Would you print out every entry exactly as given?

-- Opening Marker --

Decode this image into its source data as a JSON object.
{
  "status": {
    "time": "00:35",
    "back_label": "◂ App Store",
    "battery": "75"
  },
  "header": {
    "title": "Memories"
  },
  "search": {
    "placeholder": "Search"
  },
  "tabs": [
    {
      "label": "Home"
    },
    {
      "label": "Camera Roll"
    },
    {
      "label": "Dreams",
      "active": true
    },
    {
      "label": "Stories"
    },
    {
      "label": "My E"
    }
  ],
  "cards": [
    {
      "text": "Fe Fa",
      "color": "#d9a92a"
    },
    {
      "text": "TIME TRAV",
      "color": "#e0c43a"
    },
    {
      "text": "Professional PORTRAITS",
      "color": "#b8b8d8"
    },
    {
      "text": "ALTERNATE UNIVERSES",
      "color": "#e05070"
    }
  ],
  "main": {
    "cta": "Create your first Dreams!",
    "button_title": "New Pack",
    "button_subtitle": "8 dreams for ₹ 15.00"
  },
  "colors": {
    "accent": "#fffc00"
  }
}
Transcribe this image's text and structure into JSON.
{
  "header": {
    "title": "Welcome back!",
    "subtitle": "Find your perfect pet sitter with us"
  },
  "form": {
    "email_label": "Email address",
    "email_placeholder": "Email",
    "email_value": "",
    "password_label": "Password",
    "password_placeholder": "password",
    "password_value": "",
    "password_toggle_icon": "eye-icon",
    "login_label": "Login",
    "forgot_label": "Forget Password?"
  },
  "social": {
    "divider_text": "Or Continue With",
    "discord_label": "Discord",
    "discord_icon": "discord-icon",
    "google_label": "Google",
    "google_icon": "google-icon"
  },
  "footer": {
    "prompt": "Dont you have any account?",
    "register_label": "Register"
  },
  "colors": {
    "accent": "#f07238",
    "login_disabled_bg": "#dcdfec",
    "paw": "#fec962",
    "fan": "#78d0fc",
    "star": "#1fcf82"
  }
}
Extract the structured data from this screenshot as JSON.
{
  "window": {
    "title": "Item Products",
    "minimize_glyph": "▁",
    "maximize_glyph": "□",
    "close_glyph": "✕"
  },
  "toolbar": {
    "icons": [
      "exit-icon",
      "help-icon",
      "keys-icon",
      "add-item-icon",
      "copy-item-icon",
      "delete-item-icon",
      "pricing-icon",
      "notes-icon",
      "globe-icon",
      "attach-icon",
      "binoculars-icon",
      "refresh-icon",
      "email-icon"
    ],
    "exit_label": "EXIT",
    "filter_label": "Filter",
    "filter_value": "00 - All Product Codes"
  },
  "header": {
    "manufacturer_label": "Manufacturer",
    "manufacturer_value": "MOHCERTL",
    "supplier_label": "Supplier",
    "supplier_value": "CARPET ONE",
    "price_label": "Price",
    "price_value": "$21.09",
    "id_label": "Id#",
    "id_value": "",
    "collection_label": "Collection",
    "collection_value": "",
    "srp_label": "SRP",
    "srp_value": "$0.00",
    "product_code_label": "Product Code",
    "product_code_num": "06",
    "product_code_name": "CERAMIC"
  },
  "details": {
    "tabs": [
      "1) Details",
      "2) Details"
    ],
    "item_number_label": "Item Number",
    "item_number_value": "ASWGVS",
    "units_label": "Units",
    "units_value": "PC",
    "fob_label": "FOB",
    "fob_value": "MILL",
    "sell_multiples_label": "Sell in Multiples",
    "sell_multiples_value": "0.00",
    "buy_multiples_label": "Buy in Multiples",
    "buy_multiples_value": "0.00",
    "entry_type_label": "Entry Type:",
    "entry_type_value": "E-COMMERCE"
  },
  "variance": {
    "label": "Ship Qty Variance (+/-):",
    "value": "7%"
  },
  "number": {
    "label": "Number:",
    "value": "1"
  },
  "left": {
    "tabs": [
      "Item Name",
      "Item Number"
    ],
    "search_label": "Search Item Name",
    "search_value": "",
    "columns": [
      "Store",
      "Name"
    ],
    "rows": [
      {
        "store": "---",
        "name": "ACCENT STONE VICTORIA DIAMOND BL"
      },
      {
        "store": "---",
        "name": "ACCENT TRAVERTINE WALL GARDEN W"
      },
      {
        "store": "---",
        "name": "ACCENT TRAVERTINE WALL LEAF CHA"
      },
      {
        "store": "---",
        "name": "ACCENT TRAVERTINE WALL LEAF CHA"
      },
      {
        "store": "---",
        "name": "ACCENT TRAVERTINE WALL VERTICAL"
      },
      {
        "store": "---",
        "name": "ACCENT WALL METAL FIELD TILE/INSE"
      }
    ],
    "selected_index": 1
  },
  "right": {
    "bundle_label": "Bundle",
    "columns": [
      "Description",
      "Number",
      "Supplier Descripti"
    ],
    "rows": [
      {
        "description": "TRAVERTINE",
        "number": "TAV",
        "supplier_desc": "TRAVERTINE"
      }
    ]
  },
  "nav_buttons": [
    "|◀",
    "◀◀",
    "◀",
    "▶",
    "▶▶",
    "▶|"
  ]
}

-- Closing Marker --

- **RESULT**:
Decode this image into its source data as a JSON object.
{
  "status": {
    "time": "00:35",
    "back_label": "◂ App Store",
    "battery": "75"
  },
  "header": {
    "title": "Memories"
  },
  "search": {
    "placeholder": "Search"
  },
  "tabs": [
    {
      "label": "Home"
    },
    {
      "label": "Camera Roll"
    },
    {
      "label": "Dreams",
      "active": true
    },
    {
      "label": "Stories"
    },
    {
      "label": "My E"
    }
  ],
  "cards": [
    {
      "text": "Fe Fa",
      "color": "#d9a92a"
    },
    {
      "text": "TIME TRAV",
      "color": "#e0c43a"
    },
    {
      "text": "Professional PORTRAITS",
      "color": "#b8b8d8"
    },
    {
      "text": "ALTERNATE UNIVERSES",
      "color": "#e05070"
    }
  ],
  "main": {
    "cta": "Create your first Dreams!",
    "button_title": "New Pack",
    "button_subtitle": "8 dreams for ₹ 15.00"
  },
  "colors": {
    "accent": "#fffc00"
  }
}
Transcribe this image's text and structure into JSON.
{
  "header": {
    "title": "Welcome back!",
    "subtitle": "Find your perfect pet sitter with us"
  },
  "form": {
    "email_label": "Email address",
    "email_placeholder": "Email",
    "email_value": "",
    "password_label": "Password",
    "password_placeholder": "password",
    "password_value": "",
    "password_toggle_icon": "eye-icon",
    "login_label": "Login",
    "forgot_label": "Forget Password?"
  },
  "social": {
    "divider_text": "Or Continue With",
    "discord_label": "Discord",
    "discord_icon": "discord-icon",
    "google_label": "Google",
    "google_icon": "google-icon"
  },
  "footer": {
    "prompt": "Dont you have any account?",
    "register_label": "Register"
  },
  "colors": {
    "accent": "#f07238",
    "login_disabled_bg": "#dcdfec",
    "paw": "#fec962",
    "fan": "#78d0fc",
    "star": "#1fcf82"
  }
}
Extract the structured data from this screenshot as JSON.
{
  "window": {
    "title": "Item Products",
    "minimize_glyph": "▁",
    "maximize_glyph": "□",
    "close_glyph": "✕"
  },
  "toolbar": {
    "icons": [
      "exit-icon",
      "help-icon",
      "keys-icon",
      "add-item-icon",
      "copy-item-icon",
      "delete-item-icon",
      "pricing-icon",
      "notes-icon",
      "globe-icon",
      "attach-icon",
      "binoculars-icon",
      "refresh-icon",
      "email-icon"
    ],
    "exit_label": "EXIT",
    "filter_label": "Filter",
    "filter_value": "00 - All Product Codes"
  },
  "header": {
    "manufacturer_label": "Manufacturer",
    "manufacturer_value": "MOHCERTL",
    "supplier_label": "Supplier",
    "supplier_value": "CARPET ONE",
    "price_label": "Price",
    "price_value": "$21.09",
    "id_label": "Id#",
    "id_value": "",
    "collection_label": "Collection",
    "collection_value": "",
    "srp_label": "SRP",
    "srp_value": "$0.00",
    "product_code_label": "Product Code",
    "product_code_num": "06",
    "product_code_name": "CERAMIC"
  },
  "details": {
    "tabs": [
      "1) Details",
      "2) Details"
    ],
    "item_number_label": "Item Number",
    "item_number_value": "ASWGVS",
    "units_label": "Units",
    "units_value": "PC",
    "fob_label": "FOB",
    "fob_value": "MILL",
    "sell_multiples_label": "Sell in Multiples",
    "sell_multiples_value": "0.00",
    "buy_multiples_label": "Buy in Multiples",
    "buy_multiples_value": "0.00",
    "entry_type_label": "Entry Type:",
    "entry_type_value": "E-COMMERCE"
  },
  "variance": {
    "label": "Ship Qty Variance (+/-):",
    "value": "7%"
  },
  "number": {
    "label": "Number:",
    "value": "1"
  },
  "left": {
    "tabs": [
      "Item Name",
      "Item Number"
    ],
    "search_label": "Search Item Name",
    "search_value": "",
    "columns": [
      "Store",
      "Name"
    ],
    "rows": [
      {
        "store": "---",
        "name": "ACCENT STONE VICTORIA DIAMOND BL"
      },
      {
        "store": "---",
        "name": "ACCENT TRAVERTINE WALL GARDEN W"
      },
      {
        "store": "---",
        "name": "ACCENT TRAVERTINE WALL LEAF CHA"
      },
      {
        "store": "---",
        "name": "ACCENT TRAVERTINE WALL LEAF CHA"
      },
      {
        "store": "---",
        "name": "ACCENT TRAVERTINE WALL VERTICAL"
      },
      {
        "store": "---",
        "name": "ACCENT WALL METAL FIELD TILE/INSE"
      }
    ],
    "selected_index": 1
  },
  "right": {
    "bundle_label": "Bundle",
    "columns": [
      "Description",
      "Number",
      "Supplier Descripti"
    ],
    "rows": [
      {
        "description": "TRAVERTINE",
        "number": "TAV",
        "supplier_desc": "TRAVERTINE"
      }
    ]
  },
  "nav_buttons": [
    "|◀",
    "◀◀",
    "◀",
    "▶",
    "▶▶",
    "▶|"
  ]
}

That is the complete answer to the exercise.